The U.S. Embassy Hostage Crisis

Relations continued to deteriorate over the next several months, reaching their apex when President Jimmy Carter allowed the Shah into the U.S. for cancer treatment in October 1979. Khomeini was convinced this was evidence of the U.S. plotting to restore its influence in Tehran, and his rhetoric against the “Great Satan” escalated. On November 1, Bazargan traveled to Algeria to represent Iran at a celebration of Algeria’s independence. While there, he met with U.S. National Security Advisor Zbigniew Brzezinski and was photographed shaking his hand. Iranian radicals of all stripes, led by the Islamic Republican Party, seized on the image to castigate Bazargan for being in league with the Americans.

On November 4, 1979, roughly 500 radical students calling themselves “Students Following the Line of the Imam,” led by an IRP official, stormed the U.S. Embassy compound, occupied the building and grounds, and took 90 hostages. After freeing women and black Marine Guards, the radical students held 52 hostages for 444 days. Khomeini backed the students, labeling the U.S. Embassy a “den of spies” and accusing the diplomatic personnel stationed there of being CIA agents plotting to overthrow the revolutionary government. He proclaimed the hostage crisis a “second Iranian Revolution,” as it cemented Iran’s anti-American trajectory, and he believed it united Iranians and strengthened his hand. Whereas Iran had previously been subjugated by the U.S., Khomeini’s revolutionaries faced off directly against U.S. might and the West, which did not have an answer to the hostage crisis. Khomeini boasted, “The Americans can’t do a damn thing. …The whole world is watching. Can America stand up to the world and intervene here? America would not dare.”
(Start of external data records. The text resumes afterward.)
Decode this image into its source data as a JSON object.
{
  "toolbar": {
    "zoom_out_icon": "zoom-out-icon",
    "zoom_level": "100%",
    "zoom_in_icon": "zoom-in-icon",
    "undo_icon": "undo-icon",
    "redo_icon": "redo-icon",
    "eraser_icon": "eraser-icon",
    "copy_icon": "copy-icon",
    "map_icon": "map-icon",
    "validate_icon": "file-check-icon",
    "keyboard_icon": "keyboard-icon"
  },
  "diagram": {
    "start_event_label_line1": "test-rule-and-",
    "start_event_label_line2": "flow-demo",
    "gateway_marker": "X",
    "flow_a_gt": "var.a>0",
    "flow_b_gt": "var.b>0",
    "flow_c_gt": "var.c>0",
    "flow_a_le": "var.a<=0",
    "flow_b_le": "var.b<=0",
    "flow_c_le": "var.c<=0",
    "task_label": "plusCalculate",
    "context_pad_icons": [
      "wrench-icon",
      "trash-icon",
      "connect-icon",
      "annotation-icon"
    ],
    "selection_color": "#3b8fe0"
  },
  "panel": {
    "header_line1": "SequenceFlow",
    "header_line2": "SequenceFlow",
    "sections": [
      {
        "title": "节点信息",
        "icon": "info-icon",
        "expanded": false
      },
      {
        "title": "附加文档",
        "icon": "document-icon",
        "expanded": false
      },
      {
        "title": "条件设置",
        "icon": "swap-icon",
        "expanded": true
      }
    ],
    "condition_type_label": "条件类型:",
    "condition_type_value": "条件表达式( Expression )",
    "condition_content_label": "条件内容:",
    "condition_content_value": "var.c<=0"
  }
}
The embarrassment had immediate and dramatic effects on revolutionary Iran’s relations with the U.S. All diplomatic ties were severed, the U.S. ceased oil imports from Iran, instituted a trade embargo, and stopped fulfilling arms agreements inked under the Shah. The takeover would likely have been short-lived without Khomeini’s support. Khomeini saw in the crisis an opportunity to weaken Bazargan’s liberal government, further radicalize the Iranian citizenry against the U.S., and consolidate power. From this point forward, he acted far more assertively domestically and on the world stage, as he was now a potent Islamic and international symbol of resistance to U.S. imperialism.

After attempting to persuade Khomeini to release the hostages and realizing he was powerless, Bazargan and his provisional government resigned. This represented a significant political setback for Iran’s secular, liberal, and well-educated middle-class constituencies and ensured that revolution would triumph over gradual reform. Following Bazargan’s resignation, Khomeini greenlit his clerical followers, who were not yet confident in their ability to manage the executive affairs of the country, to take over the administration. He immediately called for the constitutional referendum to be held and for preparations to be made for presidential and parliamentary elections.

The hostage crisis effectively stifled debate over Iran’s Constitution, as any opposition was now deemed treacherous. The IRGC further suppressed whatever pockets of resistance to velayat-e faqih existed, most notably in Iran’s restive Azerbaijani provinces where opposition was most fierce. On December 2 and 3, Iran held its referendum, and the constitution enshrining Khomeini as Supreme Leader was passed, with 99.5 percent voting affirmatively. Fewer Iranians voted on the constitutional referendum than the earlier referendum on the favorability of establishing an Islamic Republic, as many liberal and secularist opposition parties, civil society associations, and Kurdish and Azerbaijani citizens opted to boycott the vote.

Khomeini himself was not fully satisfied with the finalized constitution, as it retained clear Western influences in referring to human rights and allowing elections for republican institutions. Still, given the discontent in many quarters, particularly among more modern Iranians who were loath to give up the social freedoms enjoyed under the Shah fully, Khomeini decided that the constitution was sufficient for the time being. While allowing the populace to vote contradicted the notion of divine rule, Khomeini still had veto power over all major decisions and appointments. Still, the constitution created an inherent tension between the Iranian regime’s theocratic and republican elements – a tension reflected at the societal level in the competing visions for repressive, clerical rule and the liberal, democratic aspirations of the Iranian populace – that has continued to play out across Iran’s politics to the present day.